[Source data]
-=-=-=-=-
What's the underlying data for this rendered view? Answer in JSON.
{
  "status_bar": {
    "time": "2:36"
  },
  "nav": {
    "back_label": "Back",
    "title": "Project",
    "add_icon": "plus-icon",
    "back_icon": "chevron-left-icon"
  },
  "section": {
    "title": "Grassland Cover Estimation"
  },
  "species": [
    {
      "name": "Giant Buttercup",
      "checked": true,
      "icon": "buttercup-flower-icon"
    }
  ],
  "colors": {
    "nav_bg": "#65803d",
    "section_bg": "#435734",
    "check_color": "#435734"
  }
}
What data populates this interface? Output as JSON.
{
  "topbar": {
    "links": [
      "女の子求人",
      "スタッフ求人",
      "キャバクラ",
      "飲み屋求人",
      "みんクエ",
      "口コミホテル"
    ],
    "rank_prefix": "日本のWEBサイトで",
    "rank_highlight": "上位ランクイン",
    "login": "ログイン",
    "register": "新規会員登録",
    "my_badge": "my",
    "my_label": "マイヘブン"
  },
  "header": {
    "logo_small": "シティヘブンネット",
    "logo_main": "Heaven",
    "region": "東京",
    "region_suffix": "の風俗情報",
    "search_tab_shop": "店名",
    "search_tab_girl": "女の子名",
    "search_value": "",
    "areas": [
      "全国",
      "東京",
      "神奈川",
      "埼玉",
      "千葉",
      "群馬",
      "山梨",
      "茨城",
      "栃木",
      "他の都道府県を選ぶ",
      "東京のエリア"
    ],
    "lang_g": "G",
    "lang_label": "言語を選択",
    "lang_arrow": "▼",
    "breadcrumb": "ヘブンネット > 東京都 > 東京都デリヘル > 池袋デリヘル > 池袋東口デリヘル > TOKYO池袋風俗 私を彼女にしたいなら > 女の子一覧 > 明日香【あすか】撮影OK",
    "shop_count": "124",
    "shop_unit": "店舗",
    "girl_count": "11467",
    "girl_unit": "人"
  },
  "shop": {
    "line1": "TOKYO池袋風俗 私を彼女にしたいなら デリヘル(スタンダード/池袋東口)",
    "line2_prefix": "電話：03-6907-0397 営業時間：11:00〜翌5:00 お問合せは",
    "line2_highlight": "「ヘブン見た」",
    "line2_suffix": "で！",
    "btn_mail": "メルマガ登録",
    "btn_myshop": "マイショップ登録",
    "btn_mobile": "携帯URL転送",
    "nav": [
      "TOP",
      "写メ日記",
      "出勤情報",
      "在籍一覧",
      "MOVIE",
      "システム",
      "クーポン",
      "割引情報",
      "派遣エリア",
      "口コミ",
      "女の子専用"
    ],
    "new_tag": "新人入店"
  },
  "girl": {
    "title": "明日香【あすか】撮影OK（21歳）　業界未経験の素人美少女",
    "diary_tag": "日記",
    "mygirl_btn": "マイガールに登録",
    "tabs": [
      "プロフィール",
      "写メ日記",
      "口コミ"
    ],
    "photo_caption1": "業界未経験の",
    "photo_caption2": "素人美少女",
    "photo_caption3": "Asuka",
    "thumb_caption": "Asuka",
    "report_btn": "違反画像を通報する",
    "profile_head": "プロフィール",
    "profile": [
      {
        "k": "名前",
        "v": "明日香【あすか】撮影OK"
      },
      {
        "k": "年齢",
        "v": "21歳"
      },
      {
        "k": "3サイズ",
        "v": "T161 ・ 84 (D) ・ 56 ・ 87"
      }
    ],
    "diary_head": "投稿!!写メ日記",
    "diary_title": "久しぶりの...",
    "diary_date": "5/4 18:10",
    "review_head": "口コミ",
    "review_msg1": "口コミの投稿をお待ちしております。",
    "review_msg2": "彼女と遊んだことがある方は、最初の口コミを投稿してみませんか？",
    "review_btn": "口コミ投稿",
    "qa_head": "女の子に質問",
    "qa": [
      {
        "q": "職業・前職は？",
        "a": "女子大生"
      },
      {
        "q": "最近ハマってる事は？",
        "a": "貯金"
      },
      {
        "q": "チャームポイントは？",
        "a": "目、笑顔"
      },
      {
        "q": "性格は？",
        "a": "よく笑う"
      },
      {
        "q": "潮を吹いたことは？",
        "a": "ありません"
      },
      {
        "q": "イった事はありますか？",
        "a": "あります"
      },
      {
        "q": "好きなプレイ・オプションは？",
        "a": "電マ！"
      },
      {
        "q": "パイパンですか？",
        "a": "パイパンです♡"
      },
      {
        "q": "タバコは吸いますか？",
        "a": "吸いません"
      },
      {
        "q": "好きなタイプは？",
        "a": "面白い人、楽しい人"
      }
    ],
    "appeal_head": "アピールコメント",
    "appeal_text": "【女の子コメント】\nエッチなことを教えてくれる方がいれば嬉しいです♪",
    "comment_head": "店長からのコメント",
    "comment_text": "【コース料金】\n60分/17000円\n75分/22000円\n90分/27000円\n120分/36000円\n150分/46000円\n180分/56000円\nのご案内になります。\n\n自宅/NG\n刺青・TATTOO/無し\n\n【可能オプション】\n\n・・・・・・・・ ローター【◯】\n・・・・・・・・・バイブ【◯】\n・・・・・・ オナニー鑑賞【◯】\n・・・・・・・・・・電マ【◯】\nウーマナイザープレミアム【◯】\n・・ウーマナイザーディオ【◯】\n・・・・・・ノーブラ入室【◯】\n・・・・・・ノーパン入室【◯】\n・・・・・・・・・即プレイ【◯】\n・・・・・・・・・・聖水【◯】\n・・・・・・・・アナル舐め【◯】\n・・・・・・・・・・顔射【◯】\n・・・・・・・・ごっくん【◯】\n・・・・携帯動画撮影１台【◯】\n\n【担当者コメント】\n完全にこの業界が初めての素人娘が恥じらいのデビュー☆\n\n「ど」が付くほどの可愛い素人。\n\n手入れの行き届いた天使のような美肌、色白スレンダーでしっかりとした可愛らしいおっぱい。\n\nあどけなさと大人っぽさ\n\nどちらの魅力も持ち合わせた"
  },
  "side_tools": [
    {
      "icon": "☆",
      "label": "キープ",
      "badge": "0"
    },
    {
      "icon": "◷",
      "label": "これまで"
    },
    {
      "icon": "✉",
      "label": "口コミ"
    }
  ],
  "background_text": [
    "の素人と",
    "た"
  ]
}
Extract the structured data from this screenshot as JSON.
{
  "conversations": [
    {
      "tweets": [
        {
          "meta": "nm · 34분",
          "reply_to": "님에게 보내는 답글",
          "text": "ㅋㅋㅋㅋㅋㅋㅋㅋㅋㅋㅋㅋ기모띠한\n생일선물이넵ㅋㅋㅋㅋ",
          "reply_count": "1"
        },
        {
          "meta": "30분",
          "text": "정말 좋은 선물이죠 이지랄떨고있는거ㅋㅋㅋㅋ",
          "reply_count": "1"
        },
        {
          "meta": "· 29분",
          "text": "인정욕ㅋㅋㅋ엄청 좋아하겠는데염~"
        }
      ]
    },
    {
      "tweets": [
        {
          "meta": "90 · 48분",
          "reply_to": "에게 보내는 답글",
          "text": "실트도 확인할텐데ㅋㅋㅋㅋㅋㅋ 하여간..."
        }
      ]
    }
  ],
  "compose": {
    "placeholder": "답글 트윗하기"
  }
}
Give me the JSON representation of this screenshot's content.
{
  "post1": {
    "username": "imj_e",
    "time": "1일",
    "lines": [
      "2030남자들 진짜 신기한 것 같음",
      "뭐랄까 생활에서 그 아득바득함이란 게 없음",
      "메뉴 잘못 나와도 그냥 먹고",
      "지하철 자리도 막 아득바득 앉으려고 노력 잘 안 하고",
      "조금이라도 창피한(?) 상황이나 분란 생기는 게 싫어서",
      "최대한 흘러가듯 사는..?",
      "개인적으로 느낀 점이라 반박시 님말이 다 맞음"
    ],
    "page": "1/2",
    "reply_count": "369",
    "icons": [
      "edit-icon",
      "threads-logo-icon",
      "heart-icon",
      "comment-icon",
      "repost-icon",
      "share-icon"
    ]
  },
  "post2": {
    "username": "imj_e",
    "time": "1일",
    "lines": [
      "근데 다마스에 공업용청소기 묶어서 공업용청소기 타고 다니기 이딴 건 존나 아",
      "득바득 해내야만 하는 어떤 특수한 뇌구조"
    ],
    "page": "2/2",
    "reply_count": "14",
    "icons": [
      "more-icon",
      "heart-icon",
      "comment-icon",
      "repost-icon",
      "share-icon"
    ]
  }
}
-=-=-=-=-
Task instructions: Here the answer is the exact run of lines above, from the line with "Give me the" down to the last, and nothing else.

Exercise answer:
Give me the JSON representation of this screenshot's content.
{
  "post1": {
    "username": "imj_e",
    "time": "1일",
    "lines": [
      "2030남자들 진짜 신기한 것 같음",
      "뭐랄까 생활에서 그 아득바득함이란 게 없음",
      "메뉴 잘못 나와도 그냥 먹고",
      "지하철 자리도 막 아득바득 앉으려고 노력 잘 안 하고",
      "조금이라도 창피한(?) 상황이나 분란 생기는 게 싫어서",
      "최대한 흘러가듯 사는..?",
      "개인적으로 느낀 점이라 반박시 님말이 다 맞음"
    ],
    "page": "1/2",
    "reply_count": "369",
    "icons": [
      "edit-icon",
      "threads-logo-icon",
      "heart-icon",
      "comment-icon",
      "repost-icon",
      "share-icon"
    ]
  },
  "post2": {
    "username": "imj_e",
    "time": "1일",
    "lines": [
      "근데 다마스에 공업용청소기 묶어서 공업용청소기 타고 다니기 이딴 건 존나 아",
      "득바득 해내야만 하는 어떤 특수한 뇌구조"
    ],
    "page": "2/2",
    "reply_count": "14",
    "icons": [
      "more-icon",
      "heart-icon",
      "comment-icon",
      "repost-icon",
      "share-icon"
    ]
  }
}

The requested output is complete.